The bill, if passed, would sanction anyone to hang a sign on the front door of their business saying, ‘No gays allowed’, and it would be perfectly legal to do so, based on their own religious beliefs that same-sex marriage is wrong.
Kansas is no rainbow-state, falling behind in their support for LGBT rights in comparison to other parts of the US, since it banned same-sex marriage in April 2005.
Susan Wagle, the Republican president of the Senate, has objected to the potential law in a public statement: “A strong majority of my members support laws that define traditional marriage, protect religious institutions, and protect individuals from being forced to violate their personal moral values.

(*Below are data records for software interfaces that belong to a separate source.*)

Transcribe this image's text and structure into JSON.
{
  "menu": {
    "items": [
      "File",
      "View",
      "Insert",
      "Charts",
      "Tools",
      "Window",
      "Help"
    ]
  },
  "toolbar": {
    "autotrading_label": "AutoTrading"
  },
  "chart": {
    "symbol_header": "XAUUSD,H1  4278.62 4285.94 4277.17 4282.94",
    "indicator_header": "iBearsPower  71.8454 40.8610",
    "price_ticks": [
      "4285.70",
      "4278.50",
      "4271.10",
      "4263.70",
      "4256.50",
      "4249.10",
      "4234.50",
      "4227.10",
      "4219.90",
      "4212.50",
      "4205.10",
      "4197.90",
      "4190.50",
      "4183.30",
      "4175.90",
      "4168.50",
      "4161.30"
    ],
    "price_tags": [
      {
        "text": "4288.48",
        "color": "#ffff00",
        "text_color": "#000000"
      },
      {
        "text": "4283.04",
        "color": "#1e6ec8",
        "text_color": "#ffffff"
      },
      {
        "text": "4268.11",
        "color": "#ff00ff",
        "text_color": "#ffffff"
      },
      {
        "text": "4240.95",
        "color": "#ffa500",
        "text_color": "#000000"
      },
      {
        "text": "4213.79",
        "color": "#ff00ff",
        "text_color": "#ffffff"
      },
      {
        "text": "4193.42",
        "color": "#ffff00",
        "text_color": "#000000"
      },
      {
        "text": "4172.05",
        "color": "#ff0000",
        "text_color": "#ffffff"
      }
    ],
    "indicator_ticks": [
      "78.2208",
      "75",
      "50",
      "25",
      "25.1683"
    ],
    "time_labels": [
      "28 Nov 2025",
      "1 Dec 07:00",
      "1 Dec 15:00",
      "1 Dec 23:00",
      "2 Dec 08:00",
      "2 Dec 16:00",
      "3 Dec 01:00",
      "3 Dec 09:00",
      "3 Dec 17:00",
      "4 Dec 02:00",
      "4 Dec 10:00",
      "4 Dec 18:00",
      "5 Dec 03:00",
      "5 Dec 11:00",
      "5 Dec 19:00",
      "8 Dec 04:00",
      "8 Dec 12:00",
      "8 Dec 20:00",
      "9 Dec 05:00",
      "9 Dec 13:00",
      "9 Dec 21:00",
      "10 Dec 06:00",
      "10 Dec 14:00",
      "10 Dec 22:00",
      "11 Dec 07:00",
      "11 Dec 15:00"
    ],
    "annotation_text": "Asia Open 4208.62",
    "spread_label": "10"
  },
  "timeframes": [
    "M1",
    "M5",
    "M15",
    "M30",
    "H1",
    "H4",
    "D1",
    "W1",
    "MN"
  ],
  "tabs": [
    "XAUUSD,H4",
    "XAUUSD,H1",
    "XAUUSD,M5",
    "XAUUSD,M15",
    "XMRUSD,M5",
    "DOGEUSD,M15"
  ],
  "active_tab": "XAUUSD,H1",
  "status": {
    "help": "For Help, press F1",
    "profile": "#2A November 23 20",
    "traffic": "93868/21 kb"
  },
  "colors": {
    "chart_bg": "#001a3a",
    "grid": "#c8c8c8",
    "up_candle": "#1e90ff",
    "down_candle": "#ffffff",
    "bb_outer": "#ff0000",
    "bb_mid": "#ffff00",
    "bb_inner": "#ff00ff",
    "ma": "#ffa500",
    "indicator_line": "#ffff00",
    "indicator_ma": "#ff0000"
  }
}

“However, my members also don’t condone discrimination. If we cannot find ample common ground to ease legitimate concerns, I believe a majority of my caucus will not support the bill.”
Gay couples could be refused to rent an apartment, to buy groceries from their local shop or asked to leave as they share a quiet drink with their friends if the owner disapproves of their sexual orientation.
The conservative law attempts to give religious people ‘freedom’ according to their beliefs, but also gives them the freedom to exclude gay people from any form of public life. Alarmingly, this bill states this would also apply to government employees, meaning emergency services, could potentially refuse to assist gay couples in situations of need.
The bill, currently put on hold, awaits further votes in the state’s Senate. The main concern for Kansans is the anti-gay bill will be blindly overlooked as an as it refers to sex and gender, and does not directly refer to the ground of sexual orientation. Though this causes further concern that discrimination is open to interpretation beyond sexuality.
Read the official HB 2453 attempts to justify discrimination, based on religious freedom -
Words: Zazz Walker (@Zazz Walker)